[Data records]:
------------------------
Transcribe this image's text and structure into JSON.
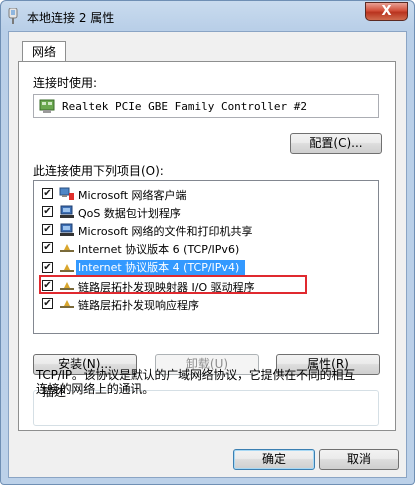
{
  "window": {
    "title": "本地连接 2 属性",
    "close_symbol": "X"
  },
  "tab": {
    "label": "网络"
  },
  "connect_using": {
    "label": "连接时使用:",
    "adapter": "Realtek PCIe GBE Family Controller #2"
  },
  "configure_button": "配置(C)...",
  "items_label": "此连接使用下列项目(O):",
  "items": [
    {
      "label": "Microsoft 网络客户端",
      "checked": true,
      "icon": "network-client-icon"
    },
    {
      "label": "QoS 数据包计划程序",
      "checked": true,
      "icon": "qos-scheduler-icon"
    },
    {
      "label": "Microsoft 网络的文件和打印机共享",
      "checked": true,
      "icon": "file-printer-sharing-icon"
    },
    {
      "label": "Internet 协议版本 6 (TCP/IPv6)",
      "checked": true,
      "icon": "protocol-icon"
    },
    {
      "label": "Internet 协议版本 4 (TCP/IPv4)",
      "checked": true,
      "icon": "protocol-icon",
      "selected": true
    },
    {
      "label": "链路层拓扑发现映射器 I/O 驱动程序",
      "checked": true,
      "icon": "protocol-icon"
    },
    {
      "label": "链路层拓扑发现响应程序",
      "checked": true,
      "icon": "protocol-icon"
    }
  ],
  "buttons": {
    "install": "安装(N)...",
    "uninstall": "卸载(U)",
    "properties": "属性(R)",
    "ok": "确定",
    "cancel": "取消"
  },
  "description": {
    "title": "描述",
    "text": "TCP/IP。该协议是默认的广域网络协议，它提供在不同的相互连接的网络上的通讯。"
  },
  "colors": {
    "selection": "#3399ff",
    "highlight_border": "#e0292f"
  }
}
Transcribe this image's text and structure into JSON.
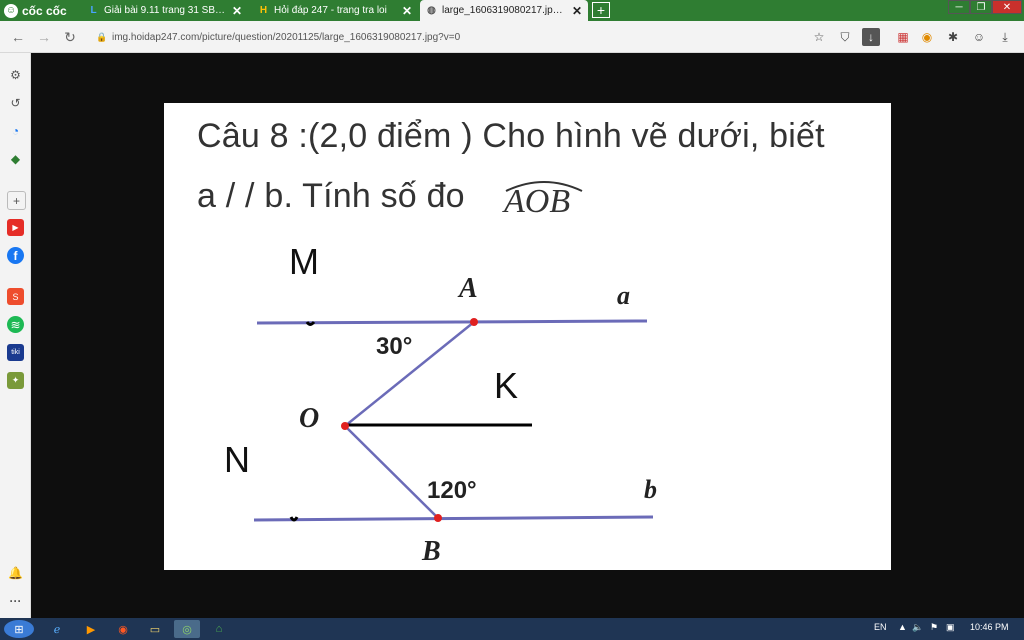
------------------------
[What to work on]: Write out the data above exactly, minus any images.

[Solution]:
Transcribe this image's text and structure into JSON.
{
  "window": {
    "title": "本地连接 2 属性",
    "close_symbol": "X"
  },
  "tab": {
    "label": "网络"
  },
  "connect_using": {
    "label": "连接时使用:",
    "adapter": "Realtek PCIe GBE Family Controller #2"
  },
  "configure_button": "配置(C)...",
  "items_label": "此连接使用下列项目(O):",
  "items": [
    {
      "label": "Microsoft 网络客户端",
      "checked": true,
      "icon": "network-client-icon"
    },
    {
      "label": "QoS 数据包计划程序",
      "checked": true,
      "icon": "qos-scheduler-icon"
    },
    {
      "label": "Microsoft 网络的文件和打印机共享",
      "checked": true,
      "icon": "file-printer-sharing-icon"
    },
    {
      "label": "Internet 协议版本 6 (TCP/IPv6)",
      "checked": true,
      "icon": "protocol-icon"
    },
    {
      "label": "Internet 协议版本 4 (TCP/IPv4)",
      "checked": true,
      "icon": "protocol-icon",
      "selected": true
    },
    {
      "label": "链路层拓扑发现映射器 I/O 驱动程序",
      "checked": true,
      "icon": "protocol-icon"
    },
    {
      "label": "链路层拓扑发现响应程序",
      "checked": true,
      "icon": "protocol-icon"
    }
  ],
  "buttons": {
    "install": "安装(N)...",
    "uninstall": "卸载(U)",
    "properties": "属性(R)",
    "ok": "确定",
    "cancel": "取消"
  },
  "description": {
    "title": "描述",
    "text": "TCP/IP。该协议是默认的广域网络协议，它提供在不同的相互连接的网络上的通讯。"
  },
  "colors": {
    "selection": "#3399ff",
    "highlight_border": "#e0292f"
  }
}
Transcribe this image's text and structure into JSON.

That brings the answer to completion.